_TASK DESCRIPTION_
Print out the entries exactly, and include each one.

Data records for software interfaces
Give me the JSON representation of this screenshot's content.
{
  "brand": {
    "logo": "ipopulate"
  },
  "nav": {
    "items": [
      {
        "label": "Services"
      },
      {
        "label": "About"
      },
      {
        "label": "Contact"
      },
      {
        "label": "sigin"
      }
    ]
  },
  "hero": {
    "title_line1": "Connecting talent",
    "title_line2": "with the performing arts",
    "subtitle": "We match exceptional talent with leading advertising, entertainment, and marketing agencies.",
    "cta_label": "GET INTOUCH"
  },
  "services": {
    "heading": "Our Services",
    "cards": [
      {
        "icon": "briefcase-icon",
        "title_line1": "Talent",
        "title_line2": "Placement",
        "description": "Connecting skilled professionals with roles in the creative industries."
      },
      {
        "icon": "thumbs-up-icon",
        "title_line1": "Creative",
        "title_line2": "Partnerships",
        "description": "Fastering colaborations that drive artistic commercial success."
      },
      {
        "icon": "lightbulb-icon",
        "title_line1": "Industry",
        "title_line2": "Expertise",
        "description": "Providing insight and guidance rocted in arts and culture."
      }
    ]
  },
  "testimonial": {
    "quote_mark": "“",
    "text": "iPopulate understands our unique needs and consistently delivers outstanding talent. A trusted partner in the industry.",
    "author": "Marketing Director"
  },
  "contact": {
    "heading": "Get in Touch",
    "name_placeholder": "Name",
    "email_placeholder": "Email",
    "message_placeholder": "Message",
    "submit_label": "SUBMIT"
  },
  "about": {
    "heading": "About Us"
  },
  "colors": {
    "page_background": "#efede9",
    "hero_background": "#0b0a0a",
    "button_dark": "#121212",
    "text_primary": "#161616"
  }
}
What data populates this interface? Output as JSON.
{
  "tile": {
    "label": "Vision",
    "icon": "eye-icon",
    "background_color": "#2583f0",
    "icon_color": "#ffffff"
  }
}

_ANSWER FOR THIS EXERCISE_
Give me the JSON representation of this screenshot's content.
{
  "brand": {
    "logo": "ipopulate"
  },
  "nav": {
    "items": [
      {
        "label": "Services"
      },
      {
        "label": "About"
      },
      {
        "label": "Contact"
      },
      {
        "label": "sigin"
      }
    ]
  },
  "hero": {
    "title_line1": "Connecting talent",
    "title_line2": "with the performing arts",
    "subtitle": "We match exceptional talent with leading advertising, entertainment, and marketing agencies.",
    "cta_label": "GET INTOUCH"
  },
  "services": {
    "heading": "Our Services",
    "cards": [
      {
        "icon": "briefcase-icon",
        "title_line1": "Talent",
        "title_line2": "Placement",
        "description": "Connecting skilled professionals with roles in the creative industries."
      },
      {
        "icon": "thumbs-up-icon",
        "title_line1": "Creative",
        "title_line2": "Partnerships",
        "description": "Fastering colaborations that drive artistic commercial success."
      },
      {
        "icon": "lightbulb-icon",
        "title_line1": "Industry",
        "title_line2": "Expertise",
        "description": "Providing insight and guidance rocted in arts and culture."
      }
    ]
  },
  "testimonial": {
    "quote_mark": "“",
    "text": "iPopulate understands our unique needs and consistently delivers outstanding talent. A trusted partner in the industry.",
    "author": "Marketing Director"
  },
  "contact": {
    "heading": "Get in Touch",
    "name_placeholder": "Name",
    "email_placeholder": "Email",
    "message_placeholder": "Message",
    "submit_label": "SUBMIT"
  },
  "about": {
    "heading": "About Us"
  },
  "colors": {
    "page_background": "#efede9",
    "hero_background": "#0b0a0a",
    "button_dark": "#121212",
    "text_primary": "#161616"
  }
}
What data populates this interface? Output as JSON.
{
  "tile": {
    "label": "Vision",
    "icon": "eye-icon",
    "background_color": "#2583f0",
    "icon_color": "#ffffff"
  }
}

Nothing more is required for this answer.